GOP and economic realism

Several weeks ago I suggested in this space that the Republicans should select a presidential nominee with business experience and know-how, such as Mitt Romney or Jon Huntsman, to exploit the biggest impediment to President Obama’s reelection: the incredibly slow emergence from his recession.

To some, doubtless, this advice was received as sophomoric, the sort of insipid drivel you too often hear from political strategists “as seen on TV,” the cable talkers. Most Democrats, independents and even some Republicans would not recognize that my recommendation is nearly incendiary to some of my libertarian brethren. You see, my recommendation suggests that the next president, hopefully a Republican, should know how to manage government and business issues in a way that enhances commerce and gets this economy turned around. That implies far too much government activism for many Republicans, like the ones who not only opposed Obama’s most extravagant stimulus efforts, but tried to block all of them. It’s the same rabble that tried to savage the census two years ago, fully failing to recognize that census data is incredibly valuable to business. It’s the same crew that let American manufacturing fade into the sunset as China’s star rose. They oppose anything that feels Keynesian. Targeted tax breaks for industrial development policies might as well come from Lenin’s cookbook. The naysayers love to spout ideologies like “government shouldn’t pick winners and losers” and “markets are inherently efficient.”

One of the foundational beliefs of the movement to get government out of the economy is that government and economics aren’t really business-savvy, that to let the pointy-headed bureaucrats and ivory-tower academics set business and economic policy would produce results that fall short of what the real world of the economic marketplace would do on its own, if only left alone. This is where the hands-off-the-economy crowd loses touch with the real world it says it embraces. Government and the economy are bound like prisoners in a chain gang, whether we like it or not. Government could try to ignore business, and vice versa, and both would fail. Their fates are inexorably linked. To nominate a Republican who fails to appreciate that government can and should act to help business is folly. 

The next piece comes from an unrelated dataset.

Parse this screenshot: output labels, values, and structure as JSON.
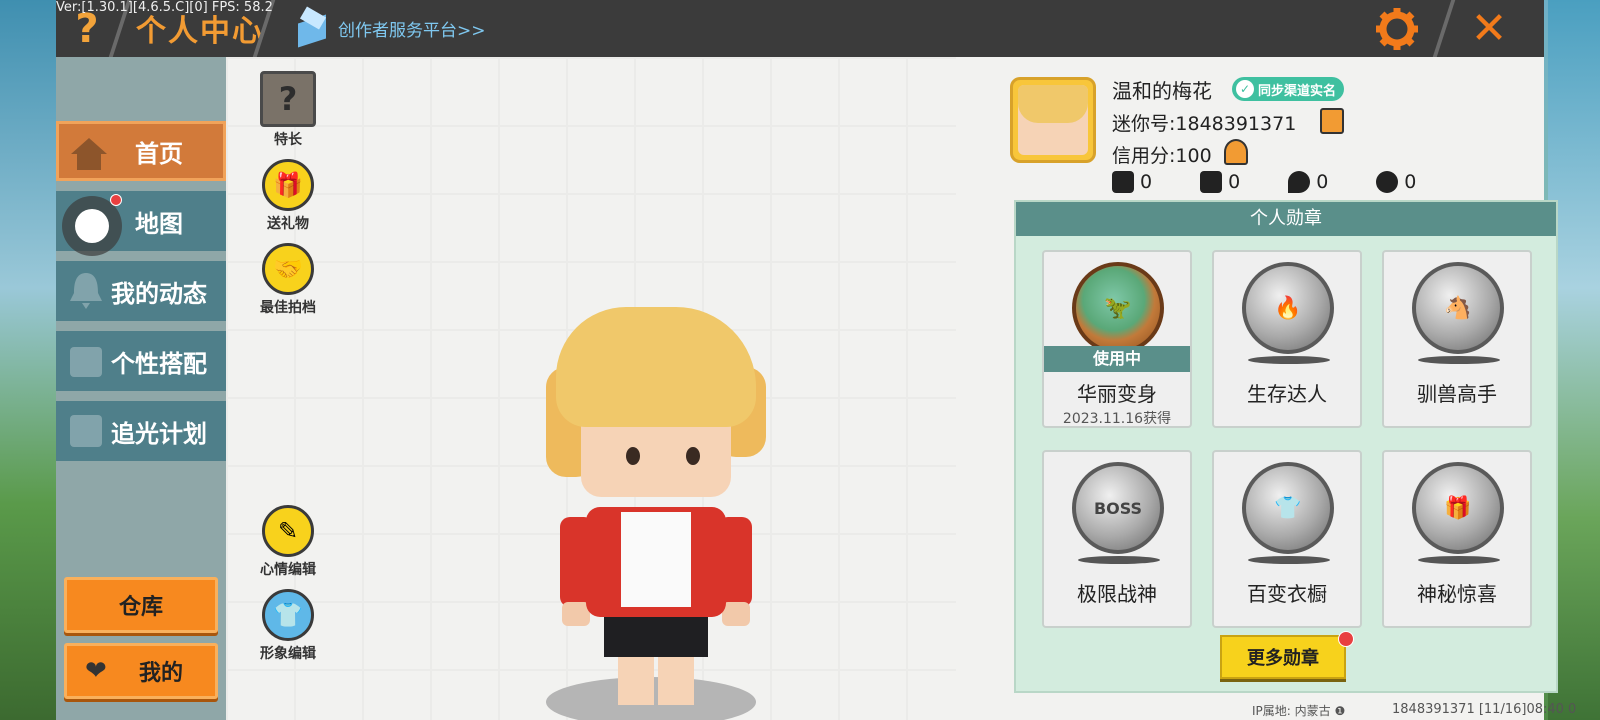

Even the Euros, who have adopted some policies that many Republicans would characterize as Marxist, seem to understand this more clearly. A personal example is illustrative. As regular readers know, I am embarked on a grand tour of Europe and have bought some souvenirs along the way. Last Friday morning in Denmark I had the pleasure of getting a refund for the VAT charges I’d paid thus far. The European Union wants to boost tourism, bringing dollars into their countries. They also know that tourists love a bargain. American tourists also watch Fox News and hate taxes inherently. So everywhere, you see signs urging you to “shop here tax free.” Keep your receipts and then go get your dough back — almost 20 percent of the purchase price. To make it even less bureaucratic, they have evidently privatized much of the process, as I got my refunds at the customer service desks in two Copenhagen stores, even for purchases made elsewhere. 

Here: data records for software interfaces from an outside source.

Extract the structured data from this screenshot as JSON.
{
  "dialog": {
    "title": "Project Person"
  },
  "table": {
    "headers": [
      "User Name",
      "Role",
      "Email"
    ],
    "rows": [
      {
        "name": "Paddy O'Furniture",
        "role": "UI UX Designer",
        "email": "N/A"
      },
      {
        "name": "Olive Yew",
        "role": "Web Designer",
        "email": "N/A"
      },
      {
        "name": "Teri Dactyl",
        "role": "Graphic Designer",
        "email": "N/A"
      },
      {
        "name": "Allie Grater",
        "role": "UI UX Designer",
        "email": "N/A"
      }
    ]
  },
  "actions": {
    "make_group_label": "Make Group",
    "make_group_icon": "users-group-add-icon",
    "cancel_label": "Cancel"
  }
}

 While going through this process, I started thinking about the debate that would ensue if a state like Florida offered to refund the sales taxes paid by out-of-state tourists. It would be ugly. And even the libertarian anti-tax mob would rebel if you suggested that the policy was intended to help the tourism industry. Charges of socialism and centralized economic planning would reverberate through the state capitol’s halls.

I’m not looking for a Euro-style nominee for the Republican ticket, but I’d like to have someone who is realistic about how government can help businesses thrive.

David Hill is a pollster that has worked for Republican candidates and causes since 1984.